Follow these other tips from the U.S. Fire Administration and enjoy lots of time in front of the fireplace this winter:
* Have your chimney or wood stove inspected and cleaned annually by a certified chimney specialist.
* Clear the area around the hearth of debris, decorations and flammable materials.
* Leave glass doors open while burning a fire. Leaving the doors open ensures that the fire receives enough air to ensure complete combustion and keeps creosote from building up in the chimney.
* Close glass doors when the fire is out to keep air from the chimney opening from getting into the room. Most glass fireplace doors have a metal mesh screen which should be closed when the glass doors are open. This mesh screen helps keep embers from getting out of the fireplace area.
* Always use a metal mesh screen with fireplaces that do not have a glass fireplace door.
* Keep air inlets on wood stoves open, and never restrict air supply to fireplaces. Otherwise you may cause creosote buildup that could lead to a chimney fire.

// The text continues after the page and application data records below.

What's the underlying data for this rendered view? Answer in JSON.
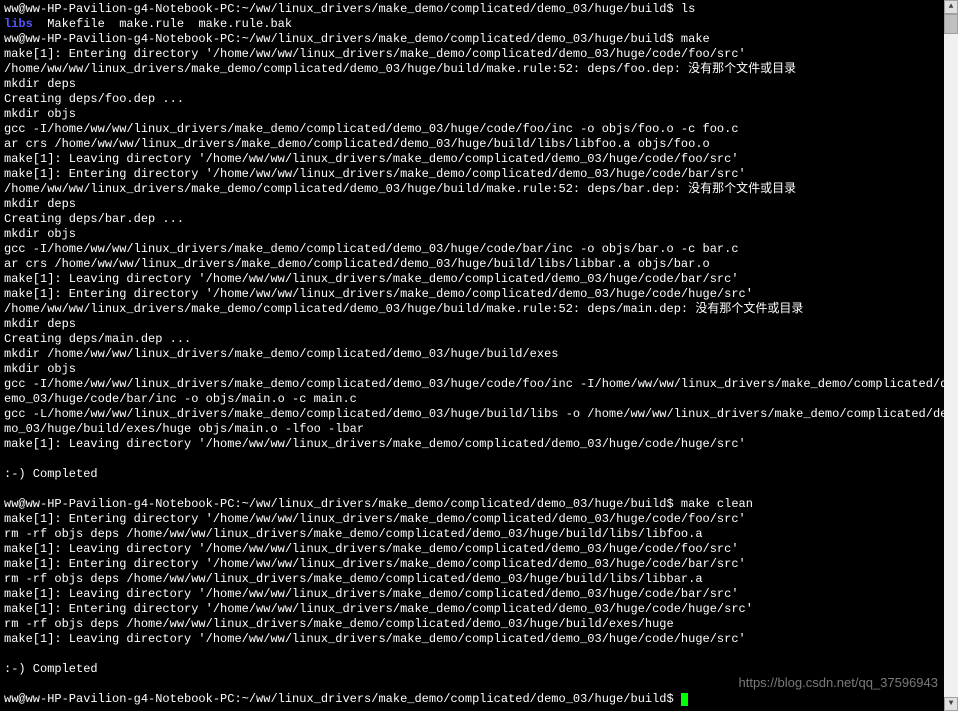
{
  "terminal": {
    "lines": [
      {
        "type": "prompt",
        "text": "ww@ww-HP-Pavilion-g4-Notebook-PC:~/ww/linux_drivers/make_demo/complicated/demo_03/huge/build$ ls"
      },
      {
        "type": "ls",
        "libs": "libs",
        "rest": "  Makefile  make.rule  make.rule.bak"
      },
      {
        "type": "prompt",
        "text": "ww@ww-HP-Pavilion-g4-Notebook-PC:~/ww/linux_drivers/make_demo/complicated/demo_03/huge/build$ make"
      },
      {
        "type": "output",
        "text": "make[1]: Entering directory '/home/ww/ww/linux_drivers/make_demo/complicated/demo_03/huge/code/foo/src'"
      },
      {
        "type": "output",
        "text": "/home/ww/ww/linux_drivers/make_demo/complicated/demo_03/huge/build/make.rule:52: deps/foo.dep: 没有那个文件或目录"
      },
      {
        "type": "output",
        "text": "mkdir deps"
      },
      {
        "type": "output",
        "text": "Creating deps/foo.dep ..."
      },
      {
        "type": "output",
        "text": "mkdir objs"
      },
      {
        "type": "output",
        "text": "gcc -I/home/ww/ww/linux_drivers/make_demo/complicated/demo_03/huge/code/foo/inc -o objs/foo.o -c foo.c"
      },
      {
        "type": "output",
        "text": "ar crs /home/ww/ww/linux_drivers/make_demo/complicated/demo_03/huge/build/libs/libfoo.a objs/foo.o"
      },
      {
        "type": "output",
        "text": "make[1]: Leaving directory '/home/ww/ww/linux_drivers/make_demo/complicated/demo_03/huge/code/foo/src'"
      },
      {
        "type": "output",
        "text": "make[1]: Entering directory '/home/ww/ww/linux_drivers/make_demo/complicated/demo_03/huge/code/bar/src'"
      },
      {
        "type": "output",
        "text": "/home/ww/ww/linux_drivers/make_demo/complicated/demo_03/huge/build/make.rule:52: deps/bar.dep: 没有那个文件或目录"
      },
      {
        "type": "output",
        "text": "mkdir deps"
      },
      {
        "type": "output",
        "text": "Creating deps/bar.dep ..."
      },
      {
        "type": "output",
        "text": "mkdir objs"
      },
      {
        "type": "output",
        "text": "gcc -I/home/ww/ww/linux_drivers/make_demo/complicated/demo_03/huge/code/bar/inc -o objs/bar.o -c bar.c"
      },
      {
        "type": "output",
        "text": "ar crs /home/ww/ww/linux_drivers/make_demo/complicated/demo_03/huge/build/libs/libbar.a objs/bar.o"
      },
      {
        "type": "output",
        "text": "make[1]: Leaving directory '/home/ww/ww/linux_drivers/make_demo/complicated/demo_03/huge/code/bar/src'"
      },
      {
        "type": "output",
        "text": "make[1]: Entering directory '/home/ww/ww/linux_drivers/make_demo/complicated/demo_03/huge/code/huge/src'"
      },
      {
        "type": "output",
        "text": "/home/ww/ww/linux_drivers/make_demo/complicated/demo_03/huge/build/make.rule:52: deps/main.dep: 没有那个文件或目录"
      },
      {
        "type": "output",
        "text": "mkdir deps"
      },
      {
        "type": "output",
        "text": "Creating deps/main.dep ..."
      },
      {
        "type": "output",
        "text": "mkdir /home/ww/ww/linux_drivers/make_demo/complicated/demo_03/huge/build/exes"
      },
      {
        "type": "output",
        "text": "mkdir objs"
      },
      {
        "type": "output",
        "text": "gcc -I/home/ww/ww/linux_drivers/make_demo/complicated/demo_03/huge/code/foo/inc -I/home/ww/ww/linux_drivers/make_demo/complicated/demo_03/huge/code/bar/inc -o objs/main.o -c main.c"
      },
      {
        "type": "output",
        "text": "gcc -L/home/ww/ww/linux_drivers/make_demo/complicated/demo_03/huge/build/libs -o /home/ww/ww/linux_drivers/make_demo/complicated/demo_03/huge/build/exes/huge objs/main.o -lfoo -lbar"
      },
      {
        "type": "output",
        "text": "make[1]: Leaving directory '/home/ww/ww/linux_drivers/make_demo/complicated/demo_03/huge/code/huge/src'"
      },
      {
        "type": "output",
        "text": ""
      },
      {
        "type": "output",
        "text": ":-) Completed"
      },
      {
        "type": "output",
        "text": ""
      },
      {
        "type": "prompt",
        "text": "ww@ww-HP-Pavilion-g4-Notebook-PC:~/ww/linux_drivers/make_demo/complicated/demo_03/huge/build$ make clean"
      },
      {
        "type": "output",
        "text": "make[1]: Entering directory '/home/ww/ww/linux_drivers/make_demo/complicated/demo_03/huge/code/foo/src'"
      },
      {
        "type": "output",
        "text": "rm -rf objs deps /home/ww/ww/linux_drivers/make_demo/complicated/demo_03/huge/build/libs/libfoo.a"
      },
      {
        "type": "output",
        "text": "make[1]: Leaving directory '/home/ww/ww/linux_drivers/make_demo/complicated/demo_03/huge/code/foo/src'"
      },
      {
        "type": "output",
        "text": "make[1]: Entering directory '/home/ww/ww/linux_drivers/make_demo/complicated/demo_03/huge/code/bar/src'"
      },
      {
        "type": "output",
        "text": "rm -rf objs deps /home/ww/ww/linux_drivers/make_demo/complicated/demo_03/huge/build/libs/libbar.a"
      },
      {
        "type": "output",
        "text": "make[1]: Leaving directory '/home/ww/ww/linux_drivers/make_demo/complicated/demo_03/huge/code/bar/src'"
      },
      {
        "type": "output",
        "text": "make[1]: Entering directory '/home/ww/ww/linux_drivers/make_demo/complicated/demo_03/huge/code/huge/src'"
      },
      {
        "type": "output",
        "text": "rm -rf objs deps /home/ww/ww/linux_drivers/make_demo/complicated/demo_03/huge/build/exes/huge"
      },
      {
        "type": "output",
        "text": "make[1]: Leaving directory '/home/ww/ww/linux_drivers/make_demo/complicated/demo_03/huge/code/huge/src'"
      },
      {
        "type": "output",
        "text": ""
      },
      {
        "type": "output",
        "text": ":-) Completed"
      },
      {
        "type": "output",
        "text": ""
      },
      {
        "type": "prompt-cursor",
        "text": "ww@ww-HP-Pavilion-g4-Notebook-PC:~/ww/linux_drivers/make_demo/complicated/demo_03/huge/build$ "
      }
    ]
  },
  "watermark": "https://blog.csdn.net/qq_37596943"
}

* Use fire-resistant materials on walls around wood stoves.
* Never use flammable liquids to start a fire.
* Use only seasoned hardwood. Soft, moist wood accelerates creosote buildup.

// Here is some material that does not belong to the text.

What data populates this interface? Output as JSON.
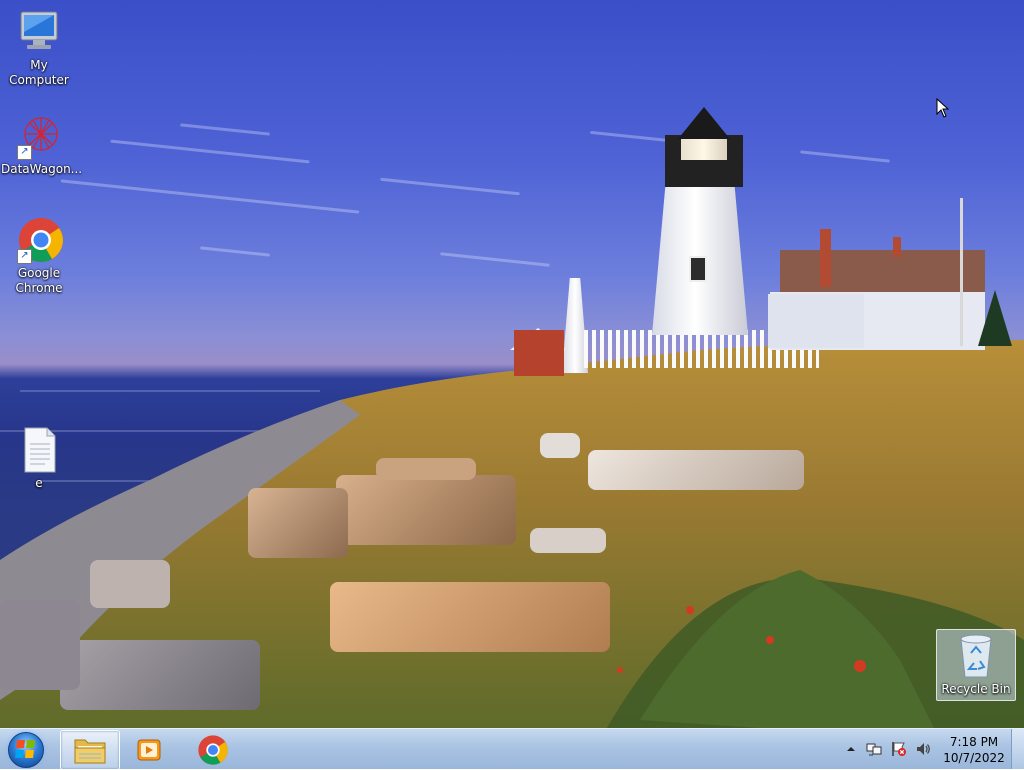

* Build small fires that burn completely and produce less smoke.
* Never burn cardboard boxes, trash or debris in your fireplace or wood stove.
* Never leave a fire in the fireplace unattended. Extinguish the fire before going to bed or leaving the house.
* Soak hot ashes in water and place them in a metal container outside your home.
Source: U.S. Fire Administration
Charlie Robinson says that when it comes to choosing wood-burning or gas fire places, it's a matter of customer preference.
With wood fireplaces, you get the old-fashioned ambience, but you also have to stock the wood, which can make a mess, and take the time to build the fire.
"A gas fireplace is automatic," Robinson says. "You push a button and get heat and a good-looking flame."
And if you're using your fireplace to heat your house, you can set a gas fireplace to kick on and off, much like a thermostat.
Heating fires account for 36 percent of residential home fires in rural areas every year.